Segment Start: DATA SUPPLIED

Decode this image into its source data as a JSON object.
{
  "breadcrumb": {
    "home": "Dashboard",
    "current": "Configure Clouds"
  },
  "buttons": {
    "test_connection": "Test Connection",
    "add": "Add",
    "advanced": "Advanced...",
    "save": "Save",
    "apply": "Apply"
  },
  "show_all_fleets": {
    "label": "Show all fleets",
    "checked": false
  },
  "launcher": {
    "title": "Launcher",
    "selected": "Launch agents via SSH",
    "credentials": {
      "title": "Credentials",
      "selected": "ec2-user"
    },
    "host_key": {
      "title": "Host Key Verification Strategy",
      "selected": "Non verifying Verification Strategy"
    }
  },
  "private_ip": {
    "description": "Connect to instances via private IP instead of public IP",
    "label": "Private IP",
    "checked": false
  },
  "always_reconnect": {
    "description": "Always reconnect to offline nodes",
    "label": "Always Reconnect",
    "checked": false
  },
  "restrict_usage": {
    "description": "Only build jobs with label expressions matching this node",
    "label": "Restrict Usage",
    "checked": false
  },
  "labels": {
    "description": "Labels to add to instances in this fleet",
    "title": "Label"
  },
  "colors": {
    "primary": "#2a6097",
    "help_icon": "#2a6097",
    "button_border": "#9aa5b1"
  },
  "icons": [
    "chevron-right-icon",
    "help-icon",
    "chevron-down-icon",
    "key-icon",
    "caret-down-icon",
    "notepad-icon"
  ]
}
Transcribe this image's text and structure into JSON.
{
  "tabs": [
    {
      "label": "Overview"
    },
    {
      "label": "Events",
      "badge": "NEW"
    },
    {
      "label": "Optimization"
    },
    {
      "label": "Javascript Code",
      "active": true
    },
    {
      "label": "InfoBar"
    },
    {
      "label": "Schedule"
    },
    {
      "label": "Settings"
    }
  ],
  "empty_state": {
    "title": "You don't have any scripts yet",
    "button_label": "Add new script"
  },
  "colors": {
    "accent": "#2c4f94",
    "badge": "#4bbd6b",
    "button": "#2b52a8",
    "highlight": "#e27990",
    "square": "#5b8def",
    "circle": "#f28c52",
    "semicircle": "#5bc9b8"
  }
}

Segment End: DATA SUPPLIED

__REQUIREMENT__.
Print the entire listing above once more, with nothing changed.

__RESPONSE TO THE TASK__.
Decode this image into its source data as a JSON object.
{
  "breadcrumb": {
    "home": "Dashboard",
    "current": "Configure Clouds"
  },
  "buttons": {
    "test_connection": "Test Connection",
    "add": "Add",
    "advanced": "Advanced...",
    "save": "Save",
    "apply": "Apply"
  },
  "show_all_fleets": {
    "label": "Show all fleets",
    "checked": false
  },
  "launcher": {
    "title": "Launcher",
    "selected": "Launch agents via SSH",
    "credentials": {
      "title": "Credentials",
      "selected": "ec2-user"
    },
    "host_key": {
      "title": "Host Key Verification Strategy",
      "selected": "Non verifying Verification Strategy"
    }
  },
  "private_ip": {
    "description": "Connect to instances via private IP instead of public IP",
    "label": "Private IP",
    "checked": false
  },
  "always_reconnect": {
    "description": "Always reconnect to offline nodes",
    "label": "Always Reconnect",
    "checked": false
  },
  "restrict_usage": {
    "description": "Only build jobs with label expressions matching this node",
    "label": "Restrict Usage",
    "checked": false
  },
  "labels": {
    "description": "Labels to add to instances in this fleet",
    "title": "Label"
  },
  "colors": {
    "primary": "#2a6097",
    "help_icon": "#2a6097",
    "button_border": "#9aa5b1"
  },
  "icons": [
    "chevron-right-icon",
    "help-icon",
    "chevron-down-icon",
    "key-icon",
    "caret-down-icon",
    "notepad-icon"
  ]
}
Transcribe this image's text and structure into JSON.
{
  "tabs": [
    {
      "label": "Overview"
    },
    {
      "label": "Events",
      "badge": "NEW"
    },
    {
      "label": "Optimization"
    },
    {
      "label": "Javascript Code",
      "active": true
    },
    {
      "label": "InfoBar"
    },
    {
      "label": "Schedule"
    },
    {
      "label": "Settings"
    }
  ],
  "empty_state": {
    "title": "You don't have any scripts yet",
    "button_label": "Add new script"
  },
  "colors": {
    "accent": "#2c4f94",
    "badge": "#4bbd6b",
    "button": "#2b52a8",
    "highlight": "#e27990",
    "square": "#5b8def",
    "circle": "#f28c52",
    "semicircle": "#5bc9b8"
  }
}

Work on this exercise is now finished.